*** Opening of Records supplied ***

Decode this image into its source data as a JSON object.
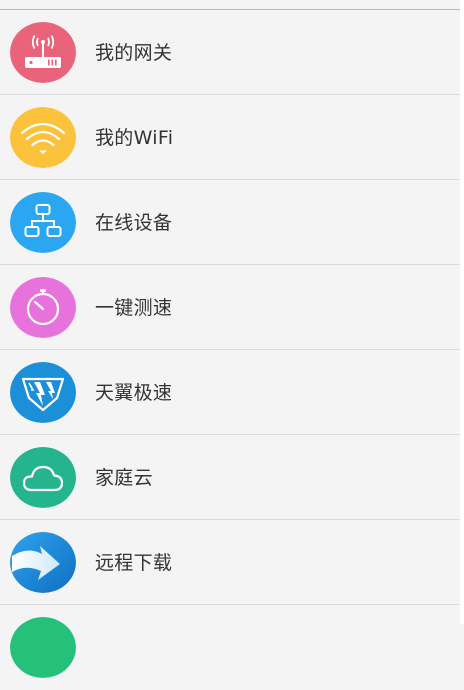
{
  "menu": {
    "items": [
      {
        "label": "我的网关",
        "icon": "router-icon",
        "color": "#e9647a"
      },
      {
        "label": "我的WiFi",
        "icon": "wifi-icon",
        "color": "#fbc23b"
      },
      {
        "label": "在线设备",
        "icon": "network-devices-icon",
        "color": "#2aa7f0"
      },
      {
        "label": "一键测速",
        "icon": "speed-test-icon",
        "color": "#e872dc"
      },
      {
        "label": "天翼极速",
        "icon": "tianyi-speed-icon",
        "color": "#1b8fd8"
      },
      {
        "label": "家庭云",
        "icon": "cloud-icon",
        "color": "#24b48e"
      },
      {
        "label": "远程下载",
        "icon": "remote-download-icon",
        "color": "#1480d0"
      },
      {
        "label": "",
        "icon": "partial-icon",
        "color": "#25c07a"
      }
    ]
  }
}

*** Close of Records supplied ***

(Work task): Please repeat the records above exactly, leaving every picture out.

(Exercise answer):
Decode this image into its source data as a JSON object.
{
  "menu": {
    "items": [
      {
        "label": "我的网关",
        "icon": "router-icon",
        "color": "#e9647a"
      },
      {
        "label": "我的WiFi",
        "icon": "wifi-icon",
        "color": "#fbc23b"
      },
      {
        "label": "在线设备",
        "icon": "network-devices-icon",
        "color": "#2aa7f0"
      },
      {
        "label": "一键测速",
        "icon": "speed-test-icon",
        "color": "#e872dc"
      },
      {
        "label": "天翼极速",
        "icon": "tianyi-speed-icon",
        "color": "#1b8fd8"
      },
      {
        "label": "家庭云",
        "icon": "cloud-icon",
        "color": "#24b48e"
      },
      {
        "label": "远程下载",
        "icon": "remote-download-icon",
        "color": "#1480d0"
      },
      {
        "label": "",
        "icon": "partial-icon",
        "color": "#25c07a"
      }
    ]
  }
}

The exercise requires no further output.